Segment Open

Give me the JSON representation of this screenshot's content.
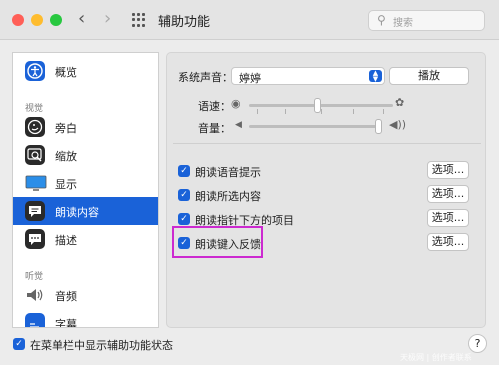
{
  "window": {
    "title": "辅助功能",
    "search_placeholder": "搜索",
    "colors": {
      "close": "#ff5f57",
      "minimize": "#febc2e",
      "zoom": "#28c840",
      "accent": "#1a62d8",
      "highlight": "#cc2ad0"
    }
  },
  "sidebar": {
    "overview": {
      "label": "概览",
      "icon": "accessibility-icon"
    },
    "section_vision": "视觉",
    "vision_items": [
      {
        "label": "旁白",
        "icon": "voiceover-icon"
      },
      {
        "label": "缩放",
        "icon": "zoom-icon"
      },
      {
        "label": "显示",
        "icon": "display-icon"
      },
      {
        "label": "朗读内容",
        "icon": "speech-bubble-icon",
        "selected": true
      },
      {
        "label": "描述",
        "icon": "descriptions-icon"
      }
    ],
    "section_hearing": "听觉",
    "hearing_items": [
      {
        "label": "音频",
        "icon": "speaker-icon"
      },
      {
        "label": "字幕",
        "icon": "captions-icon"
      }
    ]
  },
  "main": {
    "system_voice_label": "系统声音：",
    "system_voice_value": "婷婷",
    "play_button": "播放",
    "rate_label": "语速：",
    "volume_label": "音量：",
    "rate_value": 0.5,
    "volume_value": 1.0,
    "options": [
      {
        "label": "朗读语音提示",
        "checked": true,
        "button": "选项..."
      },
      {
        "label": "朗读所选内容",
        "checked": true,
        "button": "选项..."
      },
      {
        "label": "朗读指针下方的项目",
        "checked": true,
        "button": "选项..."
      },
      {
        "label": "朗读键入反馈",
        "checked": true,
        "button": "选项...",
        "highlighted": true
      }
    ]
  },
  "footer": {
    "menu_bar_checkbox_label": "在菜单栏中显示辅助功能状态",
    "menu_bar_checked": true,
    "help": "?",
    "watermark": "天极网 | 创作者联系"
  }
}
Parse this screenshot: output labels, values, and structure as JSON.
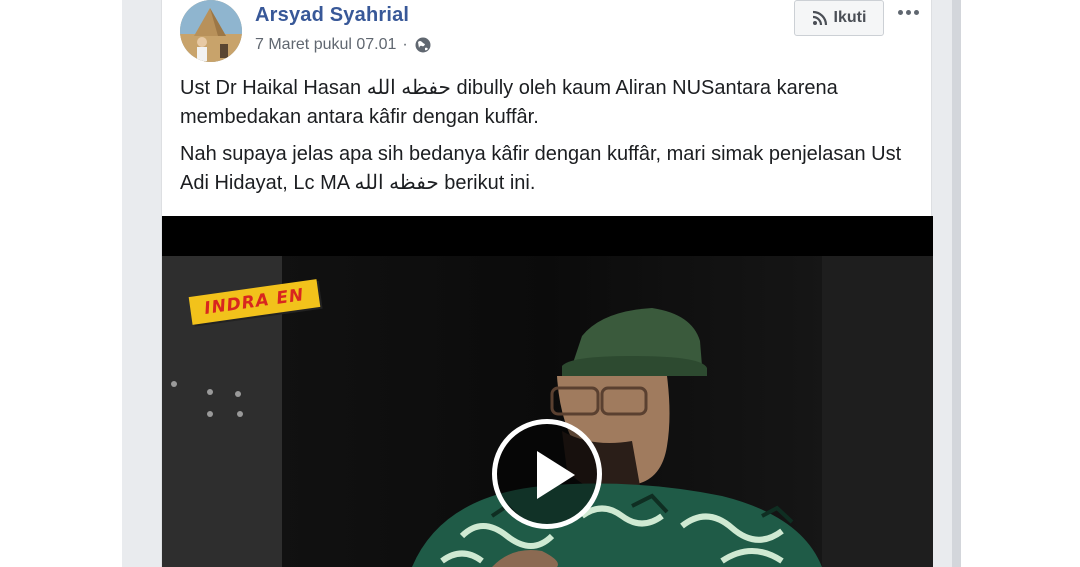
{
  "post": {
    "author": "Arsyad Syahrial",
    "timestamp": "7 Maret pukul 07.01",
    "separator": "·",
    "privacy_icon": "globe-icon",
    "follow_label": "Ikuti",
    "follow_icon": "rss-icon",
    "more_icon": "more-options-icon",
    "paragraphs": [
      "Ust Dr Haikal Hasan حفظه الله dibully oleh kaum Aliran NUSantara karena membedakan antara kâfir dengan kuffâr.",
      "Nah supaya jelas apa sih bedanya kâfir dengan kuffâr, mari simak penjelasan Ust Adi Hidayat, Lc MA حفظه الله berikut ini."
    ]
  },
  "video": {
    "watermark": "INDRA EN",
    "play_icon": "play-icon"
  },
  "colors": {
    "author_link": "#385898",
    "meta_text": "#606770",
    "body_text": "#1c1e21",
    "feed_background": "#e9ebee",
    "watermark_bg": "#f2c21b",
    "watermark_text": "#d8261f"
  }
}
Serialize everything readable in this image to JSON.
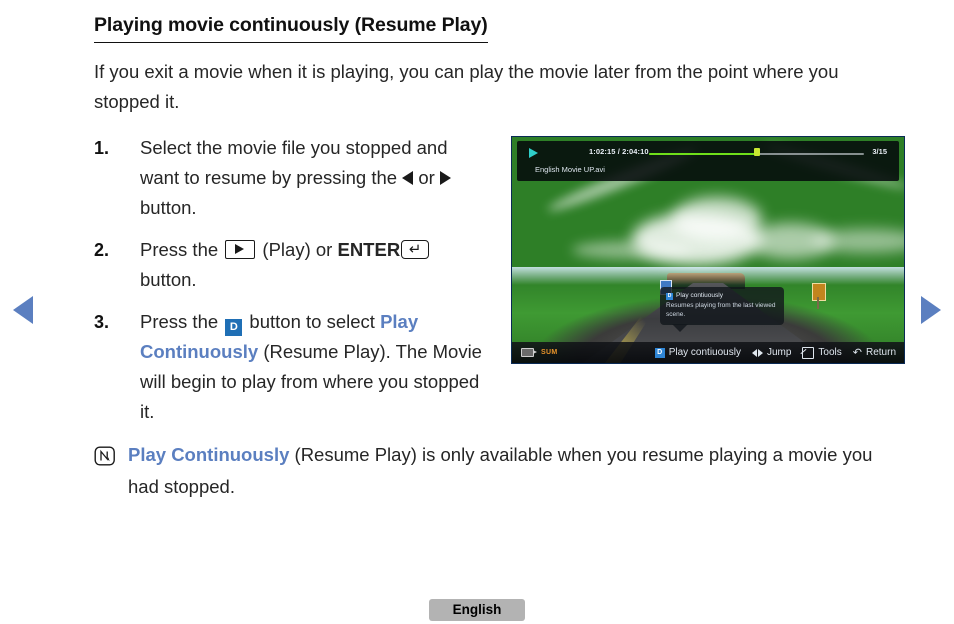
{
  "nav": {
    "prev_icon": "triangle-left-icon",
    "next_icon": "triangle-right-icon",
    "arrow_color": "#5B7FC0"
  },
  "page": {
    "title": "Playing movie continuously (Resume Play)",
    "intro": "If you exit a movie when it is playing, you can play the movie later from the point where you stopped it.",
    "footer_badge": "English"
  },
  "steps": [
    {
      "number": "1.",
      "text_a": "Select the movie file you stopped and want to resume by pressing the ",
      "text_b": " or ",
      "text_c": " button."
    },
    {
      "number": "2.",
      "text_a": "Press the ",
      "text_b": " (Play) or ",
      "text_c": "ENTER",
      "text_d": " button."
    },
    {
      "number": "3.",
      "text_a": "Press the ",
      "badge": "D",
      "text_b": " button to select ",
      "highlight": "Play Continuously",
      "text_c": " (Resume Play). The Movie will begin to play from where you stopped it."
    }
  ],
  "note": {
    "icon": "note-pencil-icon",
    "highlight": "Play Continuously",
    "text": " (Resume Play) is only available when you resume playing a movie you had stopped."
  },
  "colors": {
    "link_blue": "#5B7FC0",
    "badge_blue": "#1F6FB5",
    "osd_orange": "#E8932A",
    "progress_green": "#6FE01A"
  },
  "tv": {
    "osd": {
      "play_icon": "play-triangle-icon",
      "time": "1:02:15 / 2:04:10",
      "progress_percent": 50,
      "count": "3/15",
      "filename": "English Movie UP.avi"
    },
    "tooltip": {
      "badge": "D",
      "title": "Play contiuously",
      "body": "Resumes playing from the last viewed scene."
    },
    "bottom_bar": {
      "source_icon": "usb-device-icon",
      "source_label": "SUM",
      "actions": [
        {
          "badge": "D",
          "icon": "d-button-icon",
          "label": "Play contiuously"
        },
        {
          "badge": "",
          "icon": "left-right-arrows-icon",
          "label": "Jump"
        },
        {
          "badge": "",
          "icon": "tools-icon",
          "label": "Tools"
        },
        {
          "badge": "",
          "icon": "return-arrow-icon",
          "label": "Return"
        }
      ]
    }
  }
}
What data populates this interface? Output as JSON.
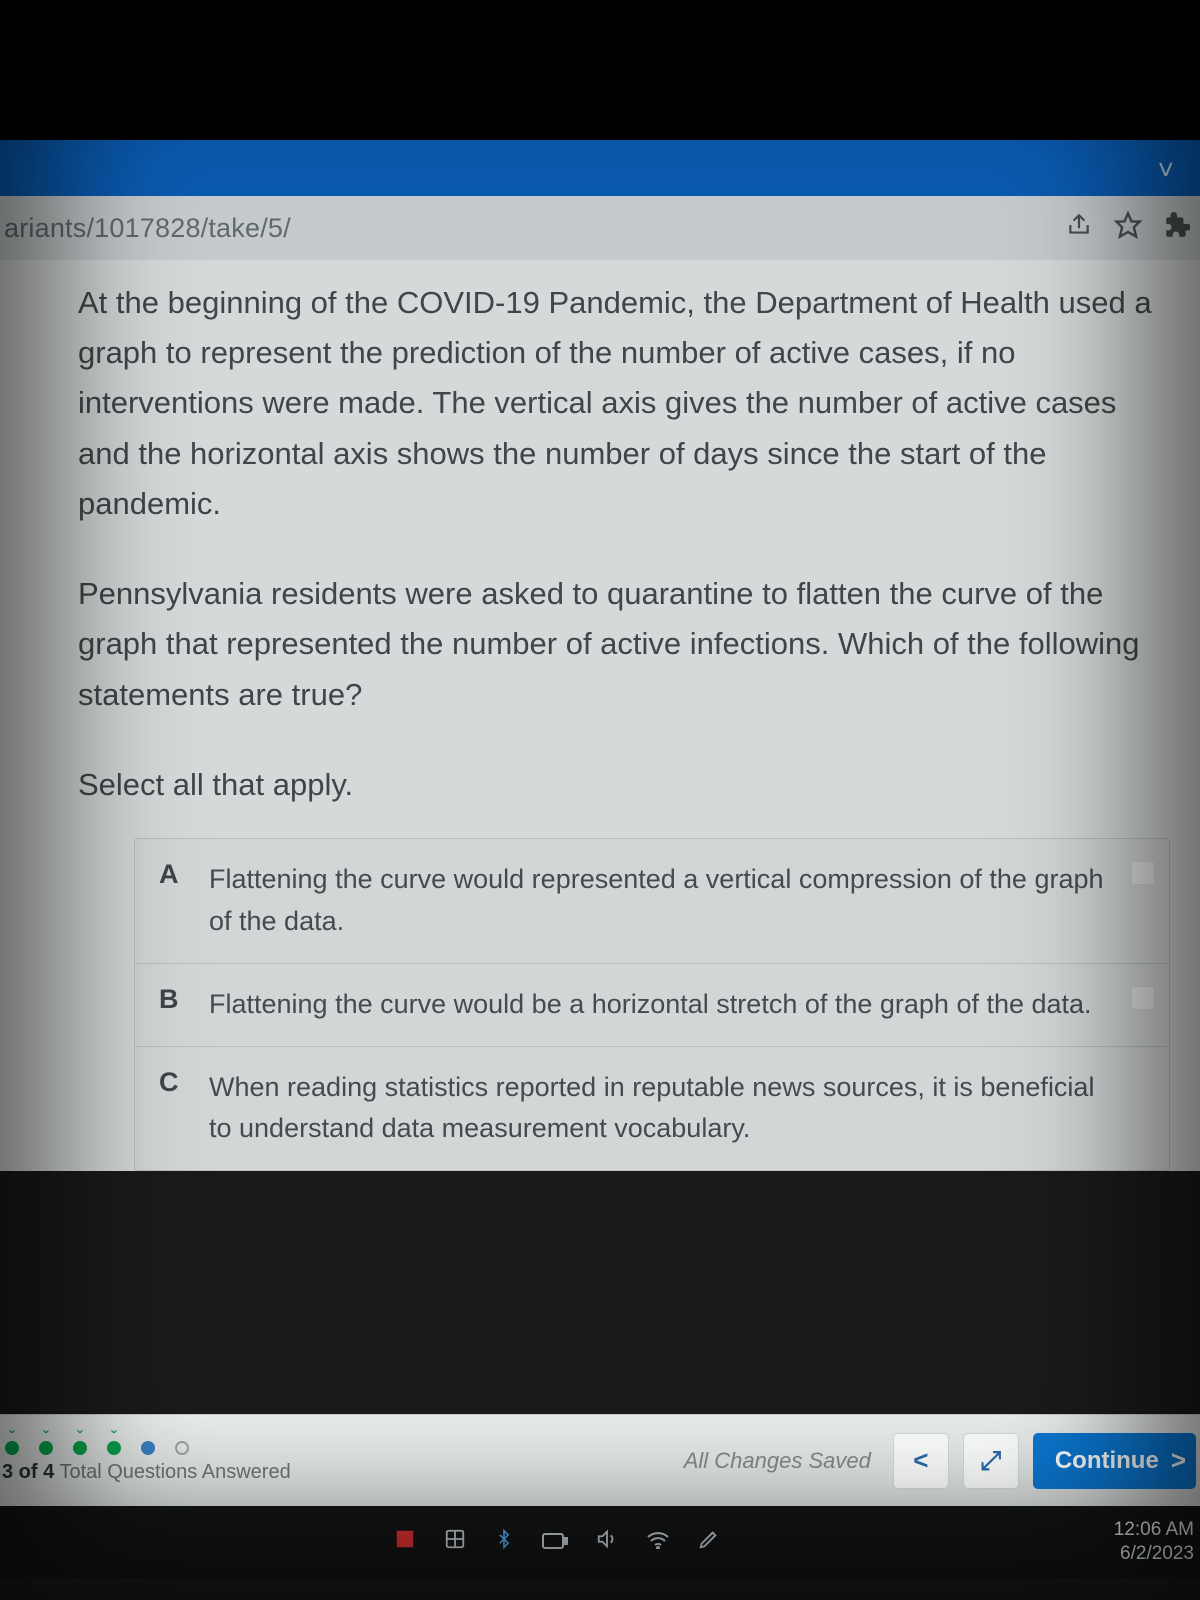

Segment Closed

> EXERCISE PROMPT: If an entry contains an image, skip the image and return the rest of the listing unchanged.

> ANSWER BOX:
Give me the JSON representation of this screenshot's content.
{
  "window": {
    "title": "辅助功能",
    "search_placeholder": "搜索",
    "colors": {
      "close": "#ff5f57",
      "minimize": "#febc2e",
      "zoom": "#28c840",
      "accent": "#1a62d8",
      "highlight": "#cc2ad0"
    }
  },
  "sidebar": {
    "overview": {
      "label": "概览",
      "icon": "accessibility-icon"
    },
    "section_vision": "视觉",
    "vision_items": [
      {
        "label": "旁白",
        "icon": "voiceover-icon"
      },
      {
        "label": "缩放",
        "icon": "zoom-icon"
      },
      {
        "label": "显示",
        "icon": "display-icon"
      },
      {
        "label": "朗读内容",
        "icon": "speech-bubble-icon",
        "selected": true
      },
      {
        "label": "描述",
        "icon": "descriptions-icon"
      }
    ],
    "section_hearing": "听觉",
    "hearing_items": [
      {
        "label": "音频",
        "icon": "speaker-icon"
      },
      {
        "label": "字幕",
        "icon": "captions-icon"
      }
    ]
  },
  "main": {
    "system_voice_label": "系统声音：",
    "system_voice_value": "婷婷",
    "play_button": "播放",
    "rate_label": "语速：",
    "volume_label": "音量：",
    "rate_value": 0.5,
    "volume_value": 1.0,
    "options": [
      {
        "label": "朗读语音提示",
        "checked": true,
        "button": "选项..."
      },
      {
        "label": "朗读所选内容",
        "checked": true,
        "button": "选项..."
      },
      {
        "label": "朗读指针下方的项目",
        "checked": true,
        "button": "选项..."
      },
      {
        "label": "朗读键入反馈",
        "checked": true,
        "button": "选项...",
        "highlighted": true
      }
    ]
  },
  "footer": {
    "menu_bar_checkbox_label": "在菜单栏中显示辅助功能状态",
    "menu_bar_checked": true,
    "help": "?",
    "watermark": "天极网 | 创作者联系"
  }
}
Parse this screenshot: output labels, values, and structure as JSON.
{
  "post": {
    "author": "Arsyad Syahrial",
    "timestamp": "7 Maret pukul 07.01",
    "separator": "·",
    "privacy_icon": "globe-icon",
    "follow_label": "Ikuti",
    "follow_icon": "rss-icon",
    "more_icon": "more-options-icon",
    "paragraphs": [
      "Ust Dr Haikal Hasan حفظه الله dibully oleh kaum Aliran NUSantara karena membedakan antara kâfir dengan kuffâr.",
      "Nah supaya jelas apa sih bedanya kâfir dengan kuffâr, mari simak penjelasan Ust Adi Hidayat, Lc MA حفظه الله berikut ini."
    ]
  },
  "video": {
    "watermark": "INDRA EN",
    "play_icon": "play-icon"
  },
  "colors": {
    "author_link": "#385898",
    "meta_text": "#606770",
    "body_text": "#1c1e21",
    "feed_background": "#e9ebee",
    "watermark_bg": "#f2c21b",
    "watermark_text": "#d8261f"
  }
}
Serialize everything readable in this image to JSON.
{
  "nav": {
    "prev_icon": "triangle-left-icon",
    "next_icon": "triangle-right-icon",
    "arrow_color": "#5B7FC0"
  },
  "page": {
    "title": "Playing movie continuously (Resume Play)",
    "intro": "If you exit a movie when it is playing, you can play the movie later from the point where you stopped it.",
    "footer_badge": "English"
  },
  "steps": [
    {
      "number": "1.",
      "text_a": "Select the movie file you stopped and want to resume by pressing the ",
      "text_b": " or ",
      "text_c": " button."
    },
    {
      "number": "2.",
      "text_a": "Press the ",
      "text_b": " (Play) or ",
      "text_c": "ENTER",
      "text_d": " button."
    },
    {
      "number": "3.",
      "text_a": "Press the ",
      "badge": "D",
      "text_b": " button to select ",
      "highlight": "Play Continuously",
      "text_c": " (Resume Play). The Movie will begin to play from where you stopped it."
    }
  ],
  "note": {
    "icon": "note-pencil-icon",
    "highlight": "Play Continuously",
    "text": " (Resume Play) is only available when you resume playing a movie you had stopped."
  },
  "colors": {
    "link_blue": "#5B7FC0",
    "badge_blue": "#1F6FB5",
    "osd_orange": "#E8932A",
    "progress_green": "#6FE01A"
  },
  "tv": {
    "osd": {
      "play_icon": "play-triangle-icon",
      "time": "1:02:15 / 2:04:10",
      "progress_percent": 50,
      "count": "3/15",
      "filename": "English Movie UP.avi"
    },
    "tooltip": {
      "badge": "D",
      "title": "Play contiuously",
      "body": "Resumes playing from the last viewed scene."
    },
    "bottom_bar": {
      "source_icon": "usb-device-icon",
      "source_label": "SUM",
      "actions": [
        {
          "badge": "D",
          "icon": "d-button-icon",
          "label": "Play contiuously"
        },
        {
          "badge": "",
          "icon": "left-right-arrows-icon",
          "label": "Jump"
        },
        {
          "badge": "",
          "icon": "tools-icon",
          "label": "Tools"
        },
        {
          "badge": "",
          "icon": "return-arrow-icon",
          "label": "Return"
        }
      ]
    }
  }
}
What data populates this interface? Output as JSON.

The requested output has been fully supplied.